There are, however, some things that should be taken care of months in advance. Booking the venue, finding sponsors and funding if necessary, booking the bands. Getting in contact with newspapers and other big media to get on their radar screens.
Something essential during this phase is to get your head in the game. In January, I eat, sleep, and breathe Festival stuff. With the limited resources we have, it’s 24/7.
The next topic in this series will be how I use Press Releases to promote our event.
When one of the most respected newspapers in the entire world, based in London, England, contacted us and asked us to write about Tejano and Conjunto music for an upcoming Travel piece about the American Southwest, we immediately said yes.
An interesting characteristic of all “roots” music like Conjunto, Blues and Traditional Country is the contrast of lyrics that describe heartbreak and despair set to upbeat music.
For example: Señorita Cantinera.

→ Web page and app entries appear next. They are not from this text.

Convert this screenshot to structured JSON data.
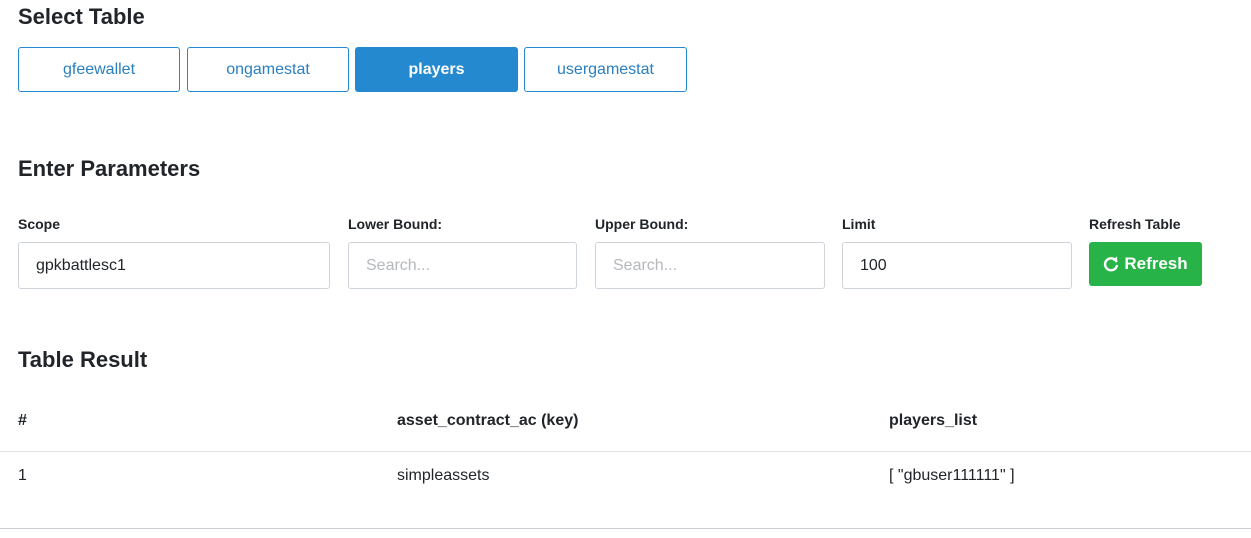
{
  "select_table": {
    "heading": "Select Table",
    "tabs": [
      {
        "label": "gfeewallet",
        "active": false
      },
      {
        "label": "ongamestat",
        "active": false
      },
      {
        "label": "players",
        "active": true
      },
      {
        "label": "usergamestat",
        "active": false
      }
    ]
  },
  "parameters": {
    "heading": "Enter Parameters",
    "scope": {
      "label": "Scope",
      "value": "gpkbattlesc1"
    },
    "lower_bound": {
      "label": "Lower Bound:",
      "value": "",
      "placeholder": "Search..."
    },
    "upper_bound": {
      "label": "Upper Bound:",
      "value": "",
      "placeholder": "Search..."
    },
    "limit": {
      "label": "Limit",
      "value": "100"
    },
    "refresh": {
      "label": "Refresh Table",
      "button_label": "Refresh",
      "icon": "refresh-icon"
    }
  },
  "result": {
    "heading": "Table Result",
    "columns": [
      "#",
      "asset_contract_ac (key)",
      "players_list"
    ],
    "rows": [
      [
        "1",
        "simpleassets",
        "[ \"gbuser111111\" ]"
      ]
    ]
  },
  "colors": {
    "primary": "#2589d0",
    "success": "#27b348"
  }
}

Covered by countless artists including Ruben Naranjo and Roberto Pulido, it is from the point of view of a man sitting at a bar, drinking away his pain and jealousy because his woman betrayed him with someone else. Roughly translated, he says, “It’s your fault I live drunk and it’s your fault I will die drunk.”
As the latino population increases all over the country, latin music festivals are on the rise as well. The lineups usually include a wide variety of genres from all latin cultures, from alt-rock and hip-hop to tribal and duranguense to samba, salsa, and jazz. For wide-ranging showcases like these, the question is, “Why not Tejano?”
The answer is usually that the organizers don’t know where to start or who to invite, or sometimes it doesn’t even occur to them to include Tejano or Conjunto. A contributing factor to this is that, many times, Tejano and Conjunto musicians are not networked with the latin music scene, not even in their own hometowns. The reasons vary, of course, but in times like these, expanding your network is essential.
I can’t remember a time when I wasn’t a doubter. Never – not for a hot minute – have I believed in God. A half-century after my bar mitzvah, I was producing Bob Dylan’s first gospel album. He had just been born again, and in an access of evangelism he pulled out the Bible and started to hit on me. When I told him to forget it, that he was dealing with a confirmed, sixty-three-year-old Jewish atheist, he cracked up.
Granted, my atheism may belong in the same package as my other prejudices. But my convictions, or lack thereof, are lifetime friends. They nourish and sustain me. They satisfy me. If my colleagues disagree, I tolerate their aberrations. I glory in my disbelief. Disbelief, at least for me, is a source of strength.
Yet I see myself as deeply spiritual. My feelings for literature, art, movies, food, and wine are all in vested with spirit. Above all, it’s in my feeling for music. Music has brought me joy; it has given me a beat and a groove, sent me down the righteous roads.
from Wexler’s autobiography, Rhythm and the Blues: A Life in American Music.
Recently a listener wrote to us and mentioned how she is disabled and is unable to attend most of the great Tejano and Conjunto events where her favorite artists are scheduled to perform.
She’s not alone, and numbers and demographics don’t lie.
Tejano fans are by and large Hispanic, and if I were to guess, the average age of our audience is somewhere around 45 years old and getting older with each passing year. On top of that, the prevalence of diabetes has gotten so high among Latinos that the National Institutes of Health actually refer to it as an epidemic. According to their website, nearly 12% of all Latinos over age 20 are diagnosed with the disease.